A powerful green laser beam is now routinely probing the skies above Davis in the investigation of climate change at high altitudes. The laser light is being transmitted by a novel atmospheric Light Detection and Ranging (LIDAR) instrument developed by the AAD in collaboration with Adelaide University. During the 2000-01 summer, Atmospheric and Space Physics (ASP) Program and AAD trades personnel installed and commissioned the instrument at Davis, a culmination of five years of preparation by ASP, Science Technical Support and Engineering Branch staff.
The Davis LIDAR is a remote sensing instrument which profiles atmospheric density, temperature and wind velocity as a function of altitude. It operates in a manner akin to radar; pulses of laser light are transmitted into the sky, and the weak 'light echo' scattered back to the instrument from atmospheric gases and aerosols is collected and analysed.
The LIDAR is housed in a modular 'observatory' which consists of a temperature-controlled laboratory, an ambient-temperature enclosure with a retracting roof, and a general-purpose operations room. The observatory was progressively fitted out and tested at Kingston between early 1997 and mid-2000, and was shipped to Davis by RSV Aurora Australis on voyage one. Only three weeks were required to reassemble and commission the building.

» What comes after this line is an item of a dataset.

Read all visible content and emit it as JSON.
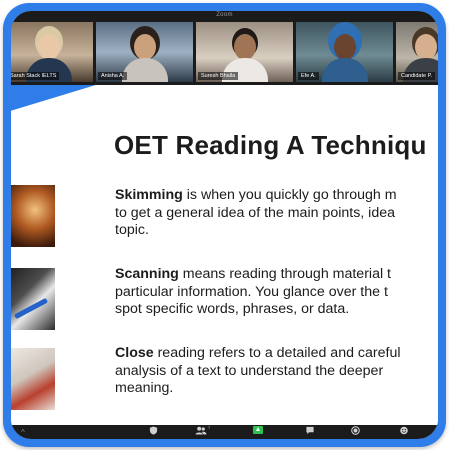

The first LIDAR observations from Davis were undertaken in early February 2001. Initially, the instrument was operated in a 'biaxial' configuration, with the laser beam being transmitted independently of the receiving system. An advantage of the biaxial configuration is that it allows backscatter to be received from altitudes up to the mesopause (around 90 km) which is currently an area of intense interest in the atmospheric sciences community. There is evidence to suggest that the mesopause region may be cooling as a result of the current warming trend near the Earth's surface. Tenuous clouds of ice particles form near the mesopause in the summer at high latitudes. The visual manifestations of this phenomenon are called 'noctilucent clouds', and these have been observed by expeditioners at Davis, albeit rarely. One of the first tasks of the LIDAR is to examine the frequency of occurrence and structure of these clouds.

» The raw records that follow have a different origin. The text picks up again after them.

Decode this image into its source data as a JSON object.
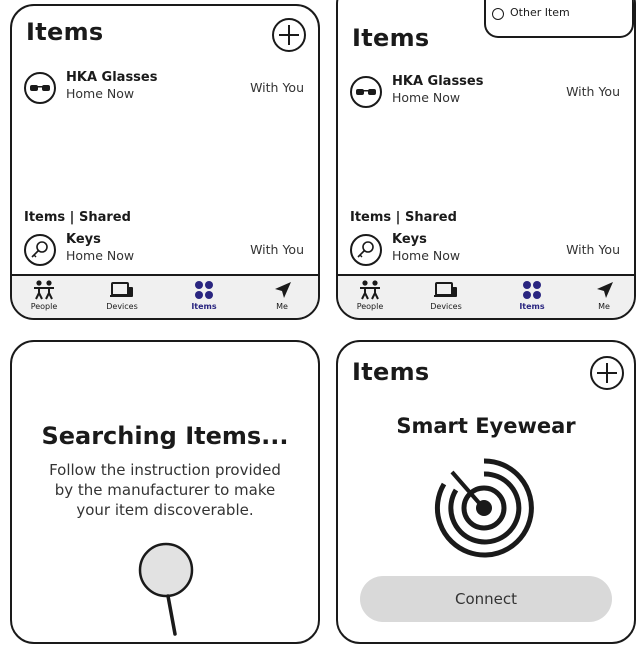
{
  "panel1": {
    "title": "Items",
    "items": [
      {
        "name": "HKA Glasses",
        "sub": "Home  Now",
        "status": "With You",
        "icon": "sunglasses-icon"
      }
    ],
    "shared_label": "Items | Shared",
    "shared_items": [
      {
        "name": "Keys",
        "sub": "Home  Now",
        "status": "With You",
        "icon": "key-icon"
      }
    ],
    "tabs": [
      {
        "label": "People",
        "icon": "people-icon"
      },
      {
        "label": "Devices",
        "icon": "devices-icon"
      },
      {
        "label": "Items",
        "icon": "items-grid-icon",
        "active": true
      },
      {
        "label": "Me",
        "icon": "location-arrow-icon"
      }
    ]
  },
  "panel2": {
    "title": "Items",
    "popup_option": "Other Item",
    "items": [
      {
        "name": "HKA Glasses",
        "sub": "Home  Now",
        "status": "With You",
        "icon": "sunglasses-icon"
      }
    ],
    "shared_label": "Items | Shared",
    "shared_items": [
      {
        "name": "Keys",
        "sub": "Home  Now",
        "status": "With You",
        "icon": "key-icon"
      }
    ],
    "tabs": [
      {
        "label": "People",
        "icon": "people-icon"
      },
      {
        "label": "Devices",
        "icon": "devices-icon"
      },
      {
        "label": "Items",
        "icon": "items-grid-icon",
        "active": true
      },
      {
        "label": "Me",
        "icon": "location-arrow-icon"
      }
    ]
  },
  "panel3": {
    "heading": "Searching Items...",
    "description": "Follow the instruction provided by the manufacturer to make your item discoverable.",
    "icon": "magnifier-icon"
  },
  "panel4": {
    "title": "Items",
    "device_name": "Smart Eyewear",
    "icon": "radar-icon",
    "connect_label": "Connect"
  },
  "colors": {
    "accent": "#2a2680",
    "tabbar_bg": "#f0f0f0",
    "button_bg": "#d9d9d9",
    "border": "#1a1a1a"
  }
}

The Davis LIDAR is currently one of only three such instruments capable of retrieving temperatures in the mesosphere (the region between 50 km and about 95 km) from the southern hemisphere. Northern hemisphere measurements have suggested that a general cooling is taking place in the mesosphere and stratosphere (15 km to 50 km altitude), but little published data currently exists regarding trends at southern latitudes.

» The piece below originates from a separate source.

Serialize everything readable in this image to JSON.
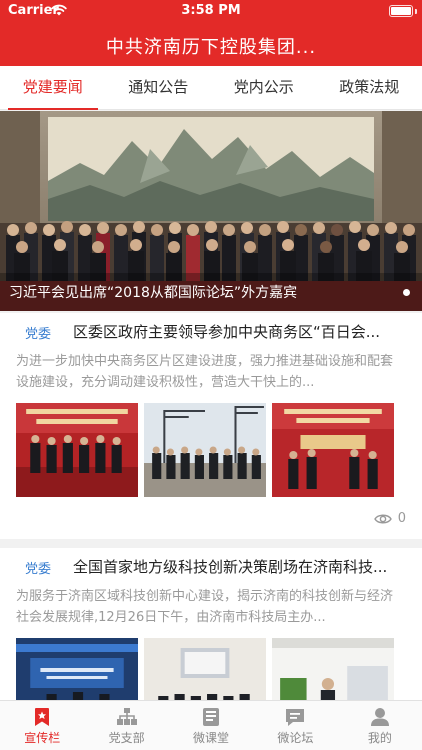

Biaxial operation will also allow further testing and refinement of the mechanical and optical system as the low temperatures of winter set in. Currently, a program of temperature comparisons between the LIDAR and Bureau of Meteorology balloon-borne radio-sondes is being undertaken up to altitudes of 40 km in order to test the LIDAR temperature retrieval techniques. It is hoped that the 'coaxial' operating mode of the instrument, in which the laser can be steered around the sky for horizontal wind measurements, will be tested before spring.
Atmospheric and Space Physics Program,
Australian Antarctic Division